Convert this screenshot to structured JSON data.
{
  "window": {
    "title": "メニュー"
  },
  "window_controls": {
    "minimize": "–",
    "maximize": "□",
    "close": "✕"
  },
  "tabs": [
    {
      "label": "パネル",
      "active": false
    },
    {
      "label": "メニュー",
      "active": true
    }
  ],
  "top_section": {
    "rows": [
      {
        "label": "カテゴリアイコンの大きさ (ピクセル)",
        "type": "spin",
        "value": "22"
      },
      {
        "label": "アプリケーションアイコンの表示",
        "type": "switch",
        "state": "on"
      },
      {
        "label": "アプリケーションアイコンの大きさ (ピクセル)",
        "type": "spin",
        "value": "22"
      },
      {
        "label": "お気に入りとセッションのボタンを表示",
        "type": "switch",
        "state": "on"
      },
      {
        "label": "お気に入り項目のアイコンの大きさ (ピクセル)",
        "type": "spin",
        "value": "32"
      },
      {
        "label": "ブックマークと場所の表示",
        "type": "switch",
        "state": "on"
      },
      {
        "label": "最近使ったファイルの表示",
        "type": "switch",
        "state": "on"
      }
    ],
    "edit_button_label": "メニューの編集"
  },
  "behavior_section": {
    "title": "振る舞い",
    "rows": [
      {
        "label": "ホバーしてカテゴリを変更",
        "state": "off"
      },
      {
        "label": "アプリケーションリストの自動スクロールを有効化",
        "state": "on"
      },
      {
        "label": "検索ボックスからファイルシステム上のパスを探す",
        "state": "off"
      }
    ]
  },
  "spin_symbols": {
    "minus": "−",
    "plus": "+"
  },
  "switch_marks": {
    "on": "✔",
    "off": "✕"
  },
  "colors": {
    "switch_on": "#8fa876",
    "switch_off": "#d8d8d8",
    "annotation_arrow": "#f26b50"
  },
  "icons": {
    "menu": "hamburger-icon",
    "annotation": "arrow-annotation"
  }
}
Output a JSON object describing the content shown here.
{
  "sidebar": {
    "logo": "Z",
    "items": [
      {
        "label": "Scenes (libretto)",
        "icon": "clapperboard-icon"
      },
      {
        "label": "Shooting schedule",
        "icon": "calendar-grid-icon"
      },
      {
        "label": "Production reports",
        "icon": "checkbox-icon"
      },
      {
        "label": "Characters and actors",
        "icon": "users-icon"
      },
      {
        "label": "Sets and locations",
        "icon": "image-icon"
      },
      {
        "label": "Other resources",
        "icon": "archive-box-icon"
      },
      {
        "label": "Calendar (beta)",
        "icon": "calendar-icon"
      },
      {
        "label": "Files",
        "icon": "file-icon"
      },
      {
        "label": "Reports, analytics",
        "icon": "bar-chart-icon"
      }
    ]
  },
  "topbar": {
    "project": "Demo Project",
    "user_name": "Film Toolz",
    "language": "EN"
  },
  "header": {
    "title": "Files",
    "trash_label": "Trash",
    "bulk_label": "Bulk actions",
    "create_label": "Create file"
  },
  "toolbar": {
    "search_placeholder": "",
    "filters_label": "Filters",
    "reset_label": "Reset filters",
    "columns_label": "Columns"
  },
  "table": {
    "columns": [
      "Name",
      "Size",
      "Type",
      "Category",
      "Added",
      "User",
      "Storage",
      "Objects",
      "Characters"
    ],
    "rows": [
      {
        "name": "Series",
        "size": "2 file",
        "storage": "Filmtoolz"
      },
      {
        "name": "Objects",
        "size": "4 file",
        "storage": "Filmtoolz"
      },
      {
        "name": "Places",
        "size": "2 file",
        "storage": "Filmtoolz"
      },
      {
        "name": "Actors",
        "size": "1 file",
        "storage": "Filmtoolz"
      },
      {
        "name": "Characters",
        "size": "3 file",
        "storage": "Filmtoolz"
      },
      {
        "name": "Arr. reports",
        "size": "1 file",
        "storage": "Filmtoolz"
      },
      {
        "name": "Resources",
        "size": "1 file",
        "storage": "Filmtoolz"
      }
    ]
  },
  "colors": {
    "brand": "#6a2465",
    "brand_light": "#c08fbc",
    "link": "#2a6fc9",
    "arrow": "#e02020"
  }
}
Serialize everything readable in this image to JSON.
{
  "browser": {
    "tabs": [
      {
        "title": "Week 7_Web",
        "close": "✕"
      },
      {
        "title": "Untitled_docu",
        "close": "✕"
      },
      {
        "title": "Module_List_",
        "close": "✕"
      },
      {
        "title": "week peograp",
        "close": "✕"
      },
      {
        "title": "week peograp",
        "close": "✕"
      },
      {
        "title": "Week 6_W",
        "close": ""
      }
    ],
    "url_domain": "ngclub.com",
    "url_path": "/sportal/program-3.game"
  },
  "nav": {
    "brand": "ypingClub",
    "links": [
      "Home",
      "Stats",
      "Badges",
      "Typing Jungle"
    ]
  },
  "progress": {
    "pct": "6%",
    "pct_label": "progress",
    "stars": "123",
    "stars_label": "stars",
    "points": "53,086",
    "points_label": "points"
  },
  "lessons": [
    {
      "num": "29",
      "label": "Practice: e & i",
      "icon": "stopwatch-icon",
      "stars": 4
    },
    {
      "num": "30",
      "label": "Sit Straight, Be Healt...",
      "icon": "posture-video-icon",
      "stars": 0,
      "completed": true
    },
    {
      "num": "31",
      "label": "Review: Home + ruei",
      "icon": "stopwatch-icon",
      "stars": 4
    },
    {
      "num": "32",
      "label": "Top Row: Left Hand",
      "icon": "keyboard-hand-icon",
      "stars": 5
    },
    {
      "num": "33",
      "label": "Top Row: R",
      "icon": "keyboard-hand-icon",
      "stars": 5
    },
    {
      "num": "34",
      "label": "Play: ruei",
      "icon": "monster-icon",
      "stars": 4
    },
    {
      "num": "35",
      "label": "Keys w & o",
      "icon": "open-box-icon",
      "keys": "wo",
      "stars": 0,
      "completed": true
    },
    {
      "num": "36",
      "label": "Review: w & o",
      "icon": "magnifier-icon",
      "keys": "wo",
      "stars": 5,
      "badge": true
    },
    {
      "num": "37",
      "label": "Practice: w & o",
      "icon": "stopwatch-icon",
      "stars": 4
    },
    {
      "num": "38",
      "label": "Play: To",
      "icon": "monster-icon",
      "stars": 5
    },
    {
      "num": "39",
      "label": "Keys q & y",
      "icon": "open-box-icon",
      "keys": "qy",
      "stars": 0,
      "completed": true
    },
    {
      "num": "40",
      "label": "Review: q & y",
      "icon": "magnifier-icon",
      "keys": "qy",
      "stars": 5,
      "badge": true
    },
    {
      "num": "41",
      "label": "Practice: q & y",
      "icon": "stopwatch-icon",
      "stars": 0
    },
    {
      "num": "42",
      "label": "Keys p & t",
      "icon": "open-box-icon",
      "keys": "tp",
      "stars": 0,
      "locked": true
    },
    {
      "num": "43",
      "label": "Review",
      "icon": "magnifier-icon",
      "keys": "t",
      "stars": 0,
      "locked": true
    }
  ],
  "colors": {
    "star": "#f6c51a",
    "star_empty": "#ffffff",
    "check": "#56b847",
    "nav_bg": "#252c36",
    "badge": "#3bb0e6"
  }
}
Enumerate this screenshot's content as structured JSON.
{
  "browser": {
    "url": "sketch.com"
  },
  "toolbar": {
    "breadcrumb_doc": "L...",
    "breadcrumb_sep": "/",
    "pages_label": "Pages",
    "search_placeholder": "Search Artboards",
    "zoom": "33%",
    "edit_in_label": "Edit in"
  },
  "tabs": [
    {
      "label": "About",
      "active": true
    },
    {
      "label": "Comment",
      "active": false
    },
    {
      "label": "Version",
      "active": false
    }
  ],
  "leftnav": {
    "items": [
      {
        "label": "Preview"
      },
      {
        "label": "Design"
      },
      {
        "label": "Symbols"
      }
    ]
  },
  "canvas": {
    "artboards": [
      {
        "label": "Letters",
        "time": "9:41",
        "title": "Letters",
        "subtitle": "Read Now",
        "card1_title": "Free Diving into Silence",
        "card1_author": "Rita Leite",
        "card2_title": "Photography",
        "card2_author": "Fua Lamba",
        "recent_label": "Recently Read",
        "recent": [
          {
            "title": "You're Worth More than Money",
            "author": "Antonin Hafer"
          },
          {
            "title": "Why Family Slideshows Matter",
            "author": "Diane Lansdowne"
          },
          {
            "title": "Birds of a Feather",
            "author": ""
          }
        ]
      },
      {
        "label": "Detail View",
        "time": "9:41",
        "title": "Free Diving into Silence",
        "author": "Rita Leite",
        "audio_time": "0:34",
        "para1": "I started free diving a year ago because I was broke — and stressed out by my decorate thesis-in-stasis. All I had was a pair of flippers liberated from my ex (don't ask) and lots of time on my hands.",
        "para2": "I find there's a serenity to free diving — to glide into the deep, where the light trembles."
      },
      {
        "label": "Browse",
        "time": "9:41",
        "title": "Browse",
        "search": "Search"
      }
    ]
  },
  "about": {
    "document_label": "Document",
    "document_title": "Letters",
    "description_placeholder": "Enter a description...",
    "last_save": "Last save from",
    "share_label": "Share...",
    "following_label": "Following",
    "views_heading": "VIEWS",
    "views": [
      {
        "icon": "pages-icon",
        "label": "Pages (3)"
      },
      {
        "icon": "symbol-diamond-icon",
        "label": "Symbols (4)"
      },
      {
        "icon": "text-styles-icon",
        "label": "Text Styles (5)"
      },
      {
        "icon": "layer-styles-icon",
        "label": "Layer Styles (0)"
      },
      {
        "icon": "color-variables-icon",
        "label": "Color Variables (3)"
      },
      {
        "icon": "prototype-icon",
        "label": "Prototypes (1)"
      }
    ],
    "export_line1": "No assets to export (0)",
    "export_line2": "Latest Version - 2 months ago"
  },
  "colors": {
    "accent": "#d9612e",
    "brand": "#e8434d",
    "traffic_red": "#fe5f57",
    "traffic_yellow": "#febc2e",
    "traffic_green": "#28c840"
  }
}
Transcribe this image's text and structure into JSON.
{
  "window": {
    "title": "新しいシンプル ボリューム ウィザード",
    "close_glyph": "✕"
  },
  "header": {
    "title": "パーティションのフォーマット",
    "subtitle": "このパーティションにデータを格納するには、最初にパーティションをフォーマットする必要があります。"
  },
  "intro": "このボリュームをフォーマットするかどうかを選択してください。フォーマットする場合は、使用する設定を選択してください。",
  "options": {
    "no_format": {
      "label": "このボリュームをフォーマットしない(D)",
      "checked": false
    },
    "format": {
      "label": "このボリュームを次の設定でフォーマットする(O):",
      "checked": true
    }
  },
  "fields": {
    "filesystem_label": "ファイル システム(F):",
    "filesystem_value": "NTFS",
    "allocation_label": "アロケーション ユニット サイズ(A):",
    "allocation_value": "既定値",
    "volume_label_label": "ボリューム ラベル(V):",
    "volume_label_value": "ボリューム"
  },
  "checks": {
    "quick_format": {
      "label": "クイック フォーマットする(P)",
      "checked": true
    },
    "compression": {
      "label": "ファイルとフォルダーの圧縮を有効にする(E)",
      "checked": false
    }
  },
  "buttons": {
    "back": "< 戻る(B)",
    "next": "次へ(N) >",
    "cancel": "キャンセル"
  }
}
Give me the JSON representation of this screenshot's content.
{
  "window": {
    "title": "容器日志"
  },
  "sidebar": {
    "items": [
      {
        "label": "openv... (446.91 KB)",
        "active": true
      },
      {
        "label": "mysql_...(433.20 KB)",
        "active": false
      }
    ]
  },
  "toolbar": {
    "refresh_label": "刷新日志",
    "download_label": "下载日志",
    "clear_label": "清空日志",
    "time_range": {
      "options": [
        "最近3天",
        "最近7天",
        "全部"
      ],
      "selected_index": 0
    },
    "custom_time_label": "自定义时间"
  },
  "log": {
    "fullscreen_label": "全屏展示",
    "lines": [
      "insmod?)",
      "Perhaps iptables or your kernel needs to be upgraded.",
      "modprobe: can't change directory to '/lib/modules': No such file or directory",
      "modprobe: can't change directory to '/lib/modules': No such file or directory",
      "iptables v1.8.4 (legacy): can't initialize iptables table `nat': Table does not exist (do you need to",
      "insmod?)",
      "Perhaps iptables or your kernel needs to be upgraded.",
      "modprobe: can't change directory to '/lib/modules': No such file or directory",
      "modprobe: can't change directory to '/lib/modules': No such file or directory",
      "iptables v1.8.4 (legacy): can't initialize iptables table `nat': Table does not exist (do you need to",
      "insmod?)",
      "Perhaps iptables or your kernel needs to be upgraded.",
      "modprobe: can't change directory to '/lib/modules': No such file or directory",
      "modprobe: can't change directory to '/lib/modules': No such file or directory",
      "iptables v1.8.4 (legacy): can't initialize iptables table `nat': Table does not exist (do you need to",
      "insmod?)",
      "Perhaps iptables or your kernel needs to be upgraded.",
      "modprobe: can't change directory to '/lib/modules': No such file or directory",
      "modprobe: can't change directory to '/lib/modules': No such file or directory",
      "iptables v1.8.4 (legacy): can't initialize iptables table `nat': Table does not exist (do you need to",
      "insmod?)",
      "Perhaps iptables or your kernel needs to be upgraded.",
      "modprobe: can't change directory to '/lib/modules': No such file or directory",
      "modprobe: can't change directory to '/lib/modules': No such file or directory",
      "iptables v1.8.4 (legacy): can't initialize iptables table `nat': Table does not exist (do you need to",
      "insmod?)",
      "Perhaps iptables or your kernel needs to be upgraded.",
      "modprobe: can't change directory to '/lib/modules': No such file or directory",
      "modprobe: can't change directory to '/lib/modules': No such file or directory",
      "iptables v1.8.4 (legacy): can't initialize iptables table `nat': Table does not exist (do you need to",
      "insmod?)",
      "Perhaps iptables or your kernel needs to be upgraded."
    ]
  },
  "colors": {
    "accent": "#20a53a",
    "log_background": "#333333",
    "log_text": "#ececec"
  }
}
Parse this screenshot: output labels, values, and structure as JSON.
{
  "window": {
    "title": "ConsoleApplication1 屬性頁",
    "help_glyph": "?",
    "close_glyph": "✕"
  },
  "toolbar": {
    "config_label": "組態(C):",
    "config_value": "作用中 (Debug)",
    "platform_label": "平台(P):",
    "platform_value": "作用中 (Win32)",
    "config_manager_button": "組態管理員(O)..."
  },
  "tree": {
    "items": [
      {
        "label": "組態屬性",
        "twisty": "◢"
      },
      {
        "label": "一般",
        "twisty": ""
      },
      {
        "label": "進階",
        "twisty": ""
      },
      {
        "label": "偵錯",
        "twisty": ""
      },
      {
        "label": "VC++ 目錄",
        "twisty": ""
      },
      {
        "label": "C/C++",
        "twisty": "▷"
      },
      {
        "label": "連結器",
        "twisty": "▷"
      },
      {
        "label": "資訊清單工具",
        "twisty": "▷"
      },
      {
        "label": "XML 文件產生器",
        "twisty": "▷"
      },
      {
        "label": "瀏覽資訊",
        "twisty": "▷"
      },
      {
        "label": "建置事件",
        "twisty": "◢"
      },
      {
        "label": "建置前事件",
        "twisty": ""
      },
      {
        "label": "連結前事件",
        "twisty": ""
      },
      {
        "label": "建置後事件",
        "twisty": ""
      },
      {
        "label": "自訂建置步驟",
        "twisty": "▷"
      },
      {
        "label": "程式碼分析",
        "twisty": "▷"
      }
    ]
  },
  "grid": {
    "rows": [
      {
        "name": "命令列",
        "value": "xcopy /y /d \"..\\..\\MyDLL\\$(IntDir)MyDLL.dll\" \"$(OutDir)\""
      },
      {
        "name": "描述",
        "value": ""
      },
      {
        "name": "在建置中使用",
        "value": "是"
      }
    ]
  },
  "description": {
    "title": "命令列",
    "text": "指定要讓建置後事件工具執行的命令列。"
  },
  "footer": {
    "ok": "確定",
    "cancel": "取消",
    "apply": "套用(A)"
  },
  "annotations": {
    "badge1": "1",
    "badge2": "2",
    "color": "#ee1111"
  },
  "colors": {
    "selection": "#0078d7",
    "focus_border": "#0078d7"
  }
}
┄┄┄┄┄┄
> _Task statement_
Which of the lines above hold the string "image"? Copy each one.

> _Response to this task_
        "icon": "image-icon"
Serialize everything readable in this image to JSON.
Transcribe this image's text and structure into JSON.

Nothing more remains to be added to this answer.